━━━━━ TASK DATA ━━━━━

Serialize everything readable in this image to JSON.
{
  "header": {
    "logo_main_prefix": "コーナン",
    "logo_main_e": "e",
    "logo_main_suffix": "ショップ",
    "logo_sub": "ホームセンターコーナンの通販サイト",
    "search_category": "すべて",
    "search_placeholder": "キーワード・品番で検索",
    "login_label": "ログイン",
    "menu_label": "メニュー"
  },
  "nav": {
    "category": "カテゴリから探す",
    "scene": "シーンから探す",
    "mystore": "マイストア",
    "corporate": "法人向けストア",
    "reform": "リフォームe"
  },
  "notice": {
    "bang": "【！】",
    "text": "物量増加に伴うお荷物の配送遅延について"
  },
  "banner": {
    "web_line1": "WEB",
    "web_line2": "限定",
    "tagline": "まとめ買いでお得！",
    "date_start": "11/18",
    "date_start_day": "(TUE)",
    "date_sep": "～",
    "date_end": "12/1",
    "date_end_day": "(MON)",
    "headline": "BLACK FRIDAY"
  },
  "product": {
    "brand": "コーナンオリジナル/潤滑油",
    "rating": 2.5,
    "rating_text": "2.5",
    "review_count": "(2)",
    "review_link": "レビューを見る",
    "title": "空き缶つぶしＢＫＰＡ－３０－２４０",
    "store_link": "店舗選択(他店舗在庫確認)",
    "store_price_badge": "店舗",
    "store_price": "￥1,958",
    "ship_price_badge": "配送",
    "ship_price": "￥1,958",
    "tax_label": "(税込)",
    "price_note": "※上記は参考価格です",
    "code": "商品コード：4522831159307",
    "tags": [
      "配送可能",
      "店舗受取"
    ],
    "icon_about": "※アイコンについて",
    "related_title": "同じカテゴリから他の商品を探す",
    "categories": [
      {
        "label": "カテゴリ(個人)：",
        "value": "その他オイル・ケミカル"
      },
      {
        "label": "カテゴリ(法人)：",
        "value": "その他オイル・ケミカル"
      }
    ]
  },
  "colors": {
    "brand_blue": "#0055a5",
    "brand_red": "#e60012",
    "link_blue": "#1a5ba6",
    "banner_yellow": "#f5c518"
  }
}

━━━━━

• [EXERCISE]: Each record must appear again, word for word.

• [OUTPUT OF THE EXERCISE]:
Serialize everything readable in this image to JSON.
{
  "header": {
    "logo_main_prefix": "コーナン",
    "logo_main_e": "e",
    "logo_main_suffix": "ショップ",
    "logo_sub": "ホームセンターコーナンの通販サイト",
    "search_category": "すべて",
    "search_placeholder": "キーワード・品番で検索",
    "login_label": "ログイン",
    "menu_label": "メニュー"
  },
  "nav": {
    "category": "カテゴリから探す",
    "scene": "シーンから探す",
    "mystore": "マイストア",
    "corporate": "法人向けストア",
    "reform": "リフォームe"
  },
  "notice": {
    "bang": "【！】",
    "text": "物量増加に伴うお荷物の配送遅延について"
  },
  "banner": {
    "web_line1": "WEB",
    "web_line2": "限定",
    "tagline": "まとめ買いでお得！",
    "date_start": "11/18",
    "date_start_day": "(TUE)",
    "date_sep": "～",
    "date_end": "12/1",
    "date_end_day": "(MON)",
    "headline": "BLACK FRIDAY"
  },
  "product": {
    "brand": "コーナンオリジナル/潤滑油",
    "rating": 2.5,
    "rating_text": "2.5",
    "review_count": "(2)",
    "review_link": "レビューを見る",
    "title": "空き缶つぶしＢＫＰＡ－３０－２４０",
    "store_link": "店舗選択(他店舗在庫確認)",
    "store_price_badge": "店舗",
    "store_price": "￥1,958",
    "ship_price_badge": "配送",
    "ship_price": "￥1,958",
    "tax_label": "(税込)",
    "price_note": "※上記は参考価格です",
    "code": "商品コード：4522831159307",
    "tags": [
      "配送可能",
      "店舗受取"
    ],
    "icon_about": "※アイコンについて",
    "related_title": "同じカテゴリから他の商品を探す",
    "categories": [
      {
        "label": "カテゴリ(個人)：",
        "value": "その他オイル・ケミカル"
      },
      {
        "label": "カテゴリ(法人)：",
        "value": "その他オイル・ケミカル"
      }
    ]
  },
  "colors": {
    "brand_blue": "#0055a5",
    "brand_red": "#e60012",
    "link_blue": "#1a5ba6",
    "banner_yellow": "#f5c518"
  }
}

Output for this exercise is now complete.